EtymologyEdit

engage +‎ -er.

NounEdit

engager (plural engagers)

  1. One who, or that which, engages.
    engagers in conflicts
  2. One who enters into an engagement or agreement; a surety.
    • Wood
      Several sufficient citizens were engagers.

FrenchEdit

EtymologyEdit

From Middle French, from Old French engagier (to pawn, make a pledge, plight), from en- + gage (pledge), from Late Latin vadium (pledge), from Frankish *wadja (pledge), from Proto-Germanic *wadjō, *wadją (pledge, guarantee), from Proto-Indo-European *wadh- (guarantee, bail). Cognate with Middle Dutch wedde (property, pay), Old High German wetti (collateral, security agreement), Gothic 𐍅𐌰𐌳𐌹 (wadi), 𐍅𐌰𐌳𐌾𐌰 (wadja, guarantee), Old English wedd (pledge, vow). More at wed.

PronunciationEdit

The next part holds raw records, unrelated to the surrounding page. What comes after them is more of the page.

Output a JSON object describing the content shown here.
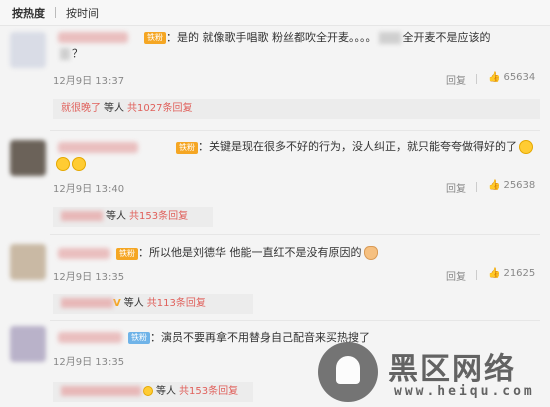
{
  "sort_tabs": [
    {
      "label": "按热度",
      "active": true
    },
    {
      "label": "按时间",
      "active": false
    }
  ],
  "comments": [
    {
      "badge": "铁粉",
      "text_a": "：是的 就像歌手唱歌  粉丝都吹全开麦。。。。",
      "text_b": "全开麦不是应该的",
      "text_line2": "？",
      "time": "12月9日 13:37",
      "reply_label": "回复",
      "likes": "65634",
      "reply_bar": {
        "name": "就很晚了",
        "others": "等人",
        "link": "共1027条回复"
      }
    },
    {
      "badge": "铁粉",
      "text_a": "：关键是现在很多不好的行为，没人纠正，就只能夸夸做得好的了",
      "time": "12月9日 13:40",
      "reply_label": "回复",
      "likes": "25638",
      "reply_bar": {
        "others": "等人",
        "link": "共153条回复"
      }
    },
    {
      "badge": "铁粉",
      "text_a": "：所以他是刘德华 他能一直红不是没有原因的",
      "time": "12月9日 13:35",
      "reply_label": "回复",
      "likes": "21625",
      "reply_bar": {
        "name_mark": "V",
        "others": "等人",
        "link": "共113条回复"
      }
    },
    {
      "badge": "铁粉",
      "text_a": "：演员不要再拿不用替身自己配音来买热搜了",
      "time": "12月9日 13:35",
      "reply_bar": {
        "others": "等人",
        "link": "共153条回复"
      }
    }
  ],
  "watermark": {
    "title": "黑区网络",
    "url": "www.heiqu.com"
  },
  "colors": {
    "link_red": "#e0605b",
    "badge_orange": "#f5a623",
    "badge_blue": "#6fb3e8"
  }
}
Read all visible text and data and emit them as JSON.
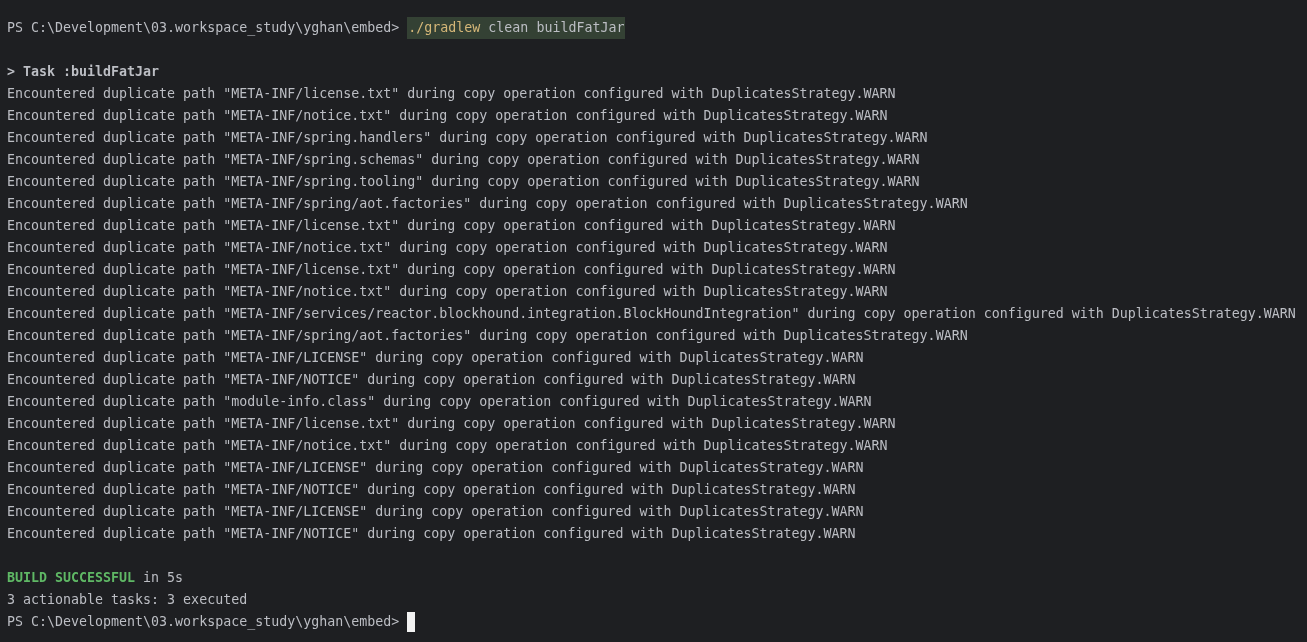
{
  "lines": [
    {
      "kind": "command",
      "prompt": "PS C:\\Development\\03.workspace_study\\yghan\\embed>",
      "program": "./gradlew",
      "args": "clean buildFatJar"
    },
    {
      "kind": "blank"
    },
    {
      "kind": "task",
      "text": "> Task :buildFatJar"
    },
    {
      "kind": "plain",
      "text": "Encountered duplicate path \"META-INF/license.txt\" during copy operation configured with DuplicatesStrategy.WARN"
    },
    {
      "kind": "plain",
      "text": "Encountered duplicate path \"META-INF/notice.txt\" during copy operation configured with DuplicatesStrategy.WARN"
    },
    {
      "kind": "plain",
      "text": "Encountered duplicate path \"META-INF/spring.handlers\" during copy operation configured with DuplicatesStrategy.WARN"
    },
    {
      "kind": "plain",
      "text": "Encountered duplicate path \"META-INF/spring.schemas\" during copy operation configured with DuplicatesStrategy.WARN"
    },
    {
      "kind": "plain",
      "text": "Encountered duplicate path \"META-INF/spring.tooling\" during copy operation configured with DuplicatesStrategy.WARN"
    },
    {
      "kind": "plain",
      "text": "Encountered duplicate path \"META-INF/spring/aot.factories\" during copy operation configured with DuplicatesStrategy.WARN"
    },
    {
      "kind": "plain",
      "text": "Encountered duplicate path \"META-INF/license.txt\" during copy operation configured with DuplicatesStrategy.WARN"
    },
    {
      "kind": "plain",
      "text": "Encountered duplicate path \"META-INF/notice.txt\" during copy operation configured with DuplicatesStrategy.WARN"
    },
    {
      "kind": "plain",
      "text": "Encountered duplicate path \"META-INF/license.txt\" during copy operation configured with DuplicatesStrategy.WARN"
    },
    {
      "kind": "plain",
      "text": "Encountered duplicate path \"META-INF/notice.txt\" during copy operation configured with DuplicatesStrategy.WARN"
    },
    {
      "kind": "plain",
      "text": "Encountered duplicate path \"META-INF/services/reactor.blockhound.integration.BlockHoundIntegration\" during copy operation configured with DuplicatesStrategy.WARN"
    },
    {
      "kind": "plain",
      "text": "Encountered duplicate path \"META-INF/spring/aot.factories\" during copy operation configured with DuplicatesStrategy.WARN"
    },
    {
      "kind": "plain",
      "text": "Encountered duplicate path \"META-INF/LICENSE\" during copy operation configured with DuplicatesStrategy.WARN"
    },
    {
      "kind": "plain",
      "text": "Encountered duplicate path \"META-INF/NOTICE\" during copy operation configured with DuplicatesStrategy.WARN"
    },
    {
      "kind": "plain",
      "text": "Encountered duplicate path \"module-info.class\" during copy operation configured with DuplicatesStrategy.WARN"
    },
    {
      "kind": "plain",
      "text": "Encountered duplicate path \"META-INF/license.txt\" during copy operation configured with DuplicatesStrategy.WARN"
    },
    {
      "kind": "plain",
      "text": "Encountered duplicate path \"META-INF/notice.txt\" during copy operation configured with DuplicatesStrategy.WARN"
    },
    {
      "kind": "plain",
      "text": "Encountered duplicate path \"META-INF/LICENSE\" during copy operation configured with DuplicatesStrategy.WARN"
    },
    {
      "kind": "plain",
      "text": "Encountered duplicate path \"META-INF/NOTICE\" during copy operation configured with DuplicatesStrategy.WARN"
    },
    {
      "kind": "plain",
      "text": "Encountered duplicate path \"META-INF/LICENSE\" during copy operation configured with DuplicatesStrategy.WARN"
    },
    {
      "kind": "plain",
      "text": "Encountered duplicate path \"META-INF/NOTICE\" during copy operation configured with DuplicatesStrategy.WARN"
    },
    {
      "kind": "blank"
    },
    {
      "kind": "success",
      "status": "BUILD SUCCESSFUL",
      "text": "in 5s"
    },
    {
      "kind": "plain",
      "text": "3 actionable tasks: 3 executed"
    },
    {
      "kind": "prompt",
      "prompt": "PS C:\\Development\\03.workspace_study\\yghan\\embed>"
    }
  ]
}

  • IPA(key): /ɑ̃.ɡa.ʒe/
  • (file)

VerbEdit

engager

  1. to pledge, commit
  2. to hire, sign, snap up
  3. to involve
  4. to encourage
  5. to pawn
  6. (military) to enlist
  7. to enter into (as, e.g., a conversation)

ConjugationEdit

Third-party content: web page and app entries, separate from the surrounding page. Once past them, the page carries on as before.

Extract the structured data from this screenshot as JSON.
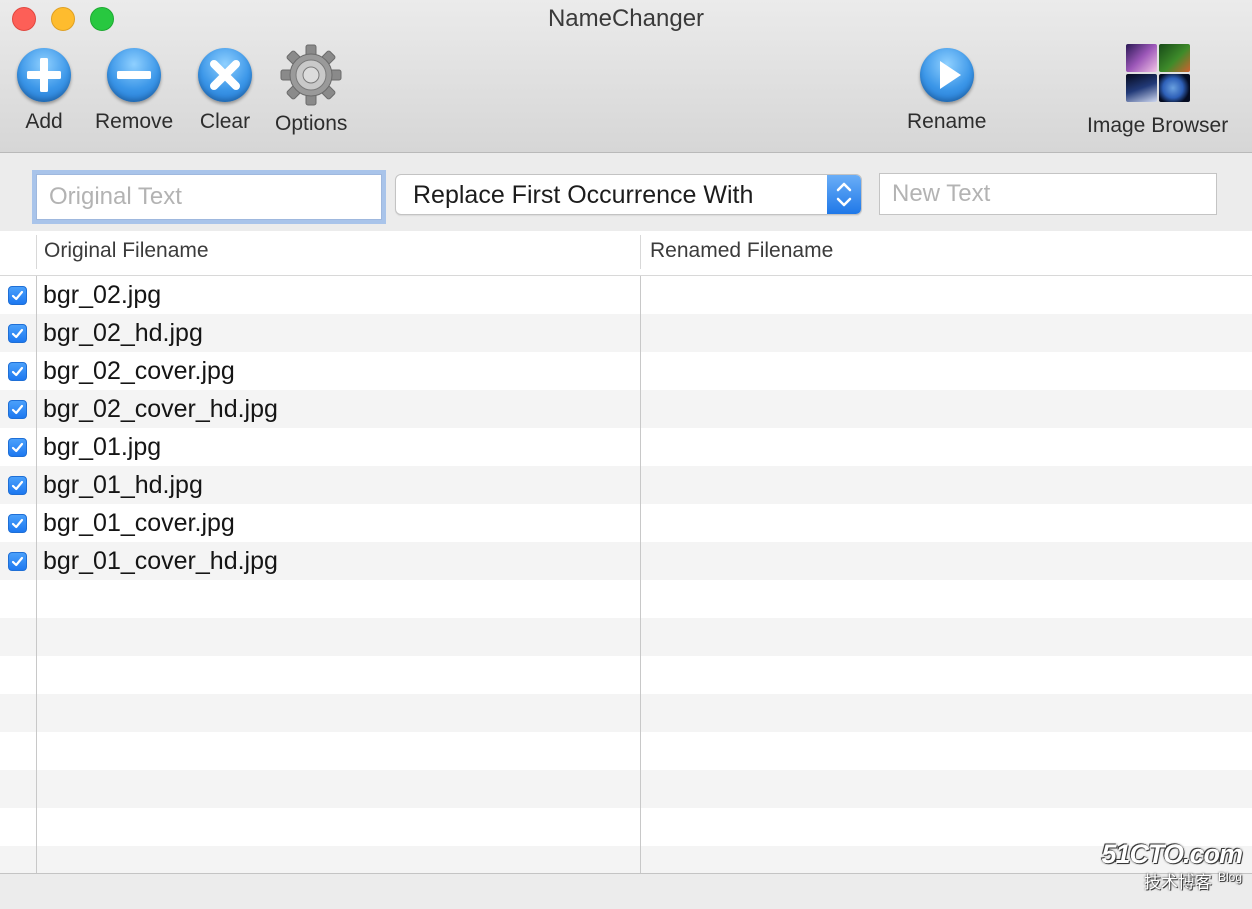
{
  "window": {
    "title": "NameChanger"
  },
  "toolbar": {
    "add_label": "Add",
    "remove_label": "Remove",
    "clear_label": "Clear",
    "options_label": "Options",
    "rename_label": "Rename",
    "image_browser_label": "Image Browser"
  },
  "search": {
    "original_placeholder": "Original Text",
    "mode_selected": "Replace First Occurrence With",
    "new_placeholder": "New Text"
  },
  "table": {
    "columns": {
      "original": "Original Filename",
      "renamed": "Renamed Filename"
    },
    "rows": [
      {
        "name": "bgr_02.jpg",
        "checked": true
      },
      {
        "name": "bgr_02_hd.jpg",
        "checked": true
      },
      {
        "name": "bgr_02_cover.jpg",
        "checked": true
      },
      {
        "name": "bgr_02_cover_hd.jpg",
        "checked": true
      },
      {
        "name": "bgr_01.jpg",
        "checked": true
      },
      {
        "name": "bgr_01_hd.jpg",
        "checked": true
      },
      {
        "name": "bgr_01_cover.jpg",
        "checked": true
      },
      {
        "name": "bgr_01_cover_hd.jpg",
        "checked": true
      }
    ]
  },
  "watermark": {
    "site": "51CTO.com",
    "sub": "技术博客",
    "blog": "Blog"
  },
  "colors": {
    "accent": "#1d78f0",
    "toolbar_icon": "#3b96e8",
    "close": "#fd5f57",
    "minimize": "#febc2e",
    "maximize": "#28c840"
  },
  "icons": {
    "add": "plus-circle-icon",
    "remove": "minus-circle-icon",
    "clear": "x-circle-icon",
    "options": "gear-icon",
    "rename": "play-circle-icon",
    "image_browser": "photo-grid-icon"
  }
}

This is a regular -er verb, but the stem is written engage- before endings that begin with -a- or -o- (to indicate that the -g- is a “soft” /ʒ/ and not a “hard” /ɡ/). This spelling-change occurs in all verbs in -ger, such as neiger and manger.

Derived termsEdit

DescendantsEdit

Further readingEdit

AnagramsEdit


Old FrenchEdit

VerbEdit

engager

  1. Alternative form of engagier

ConjugationEdit

This verb conjugates as a first-group verb ending in -er. In the present tense an extra supporting e is needed in the first-person singular indicative and throughout the singular subjunctive, and the third-person singular subjunctive ending -t is lost. In addition, g becomes j before an a or an o to keep the /dʒ/ sound intact. Old French conjugation varies significantly by date and by region. The following conjugation should be treated as a guide.